A physiotherapy appointment will last longer than a normal veterinary consultation. Your physiotherapist will explain the course of therapy they have planned for your pet.
Depending on your pet’s individual needs, you might expect to bring your pet back for several sessions. They may also recommend an occasional assessment once they have reached a maintenance level of therapy. Your physiotherapist might ask you to do some exercises at home, or to make some suggested lifestyle adaptations, to help your pet's recovery. They will provide you with a written exercise plan or guidance sheet, to help you with this.
How do I access physiotherapy for my pet?
Your local Vets for Pets practice may offer physiotherapy in the clinic. Speak to your vet team to find out.
Alternatively, your vet may already have discussed physiotherapy with you if your pet has been diagnosed with a condition that could benefit from this form of physical therapy. Some surgeries offer physiotherapy as part of their usual services, while others work with visiting physiotherapists who run clinics out of the surgery and see patients individually.
If physiotherapy is unavailable in-clinic, your vet can refer your pet to a recommended veterinary physiotherapist nearby.
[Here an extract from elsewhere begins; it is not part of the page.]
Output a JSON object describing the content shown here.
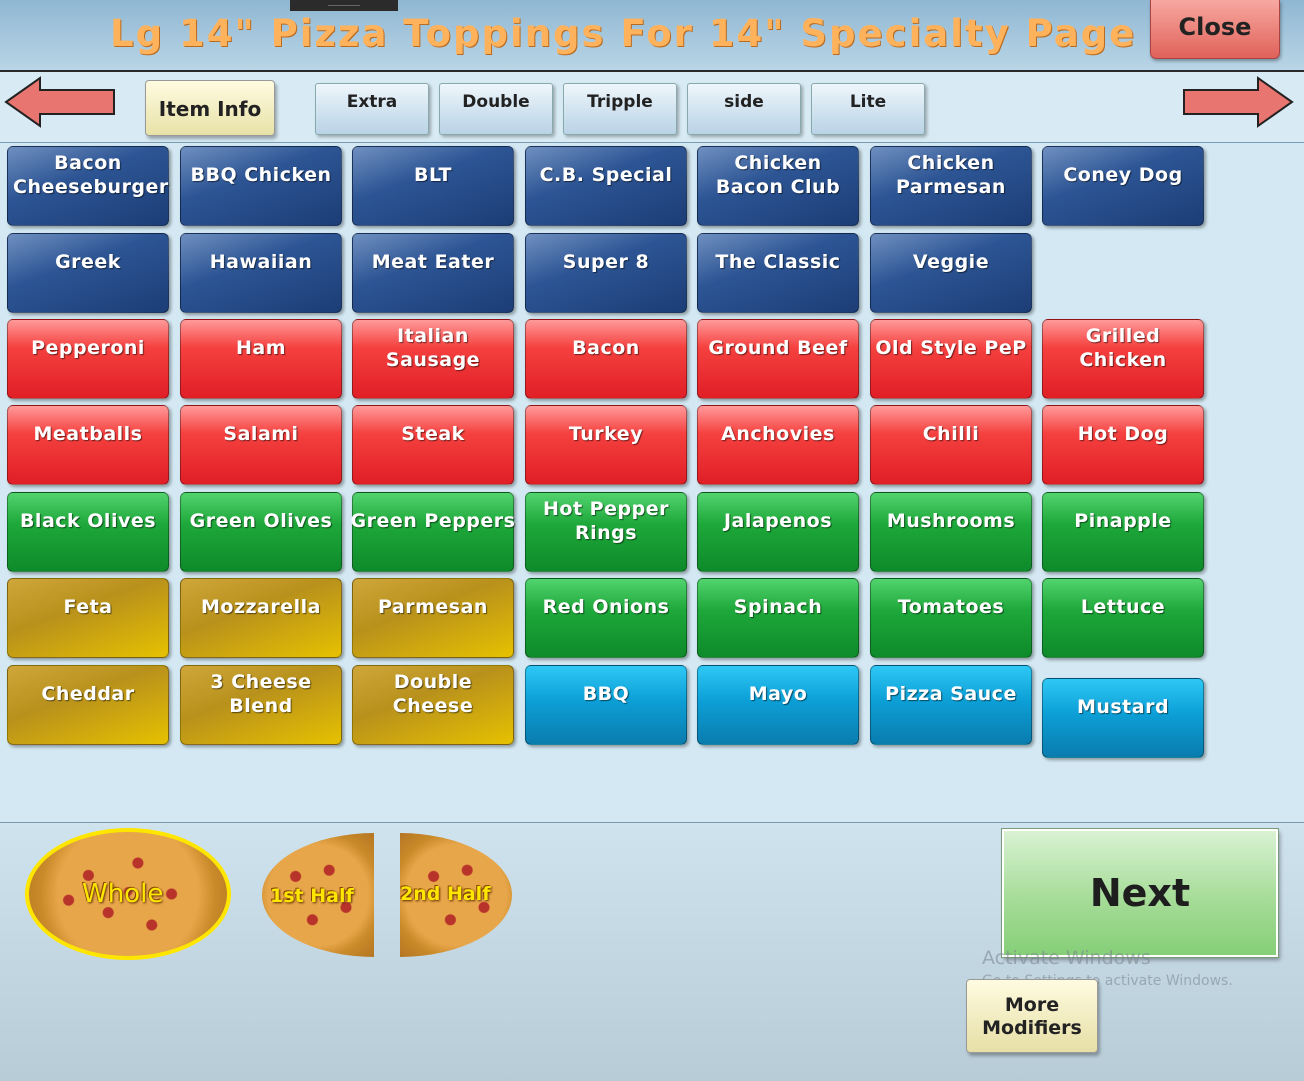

Many pet insurance policies will help with the cost of physiotherapy, so you could check with your insurance provider whether your pet is covered for it.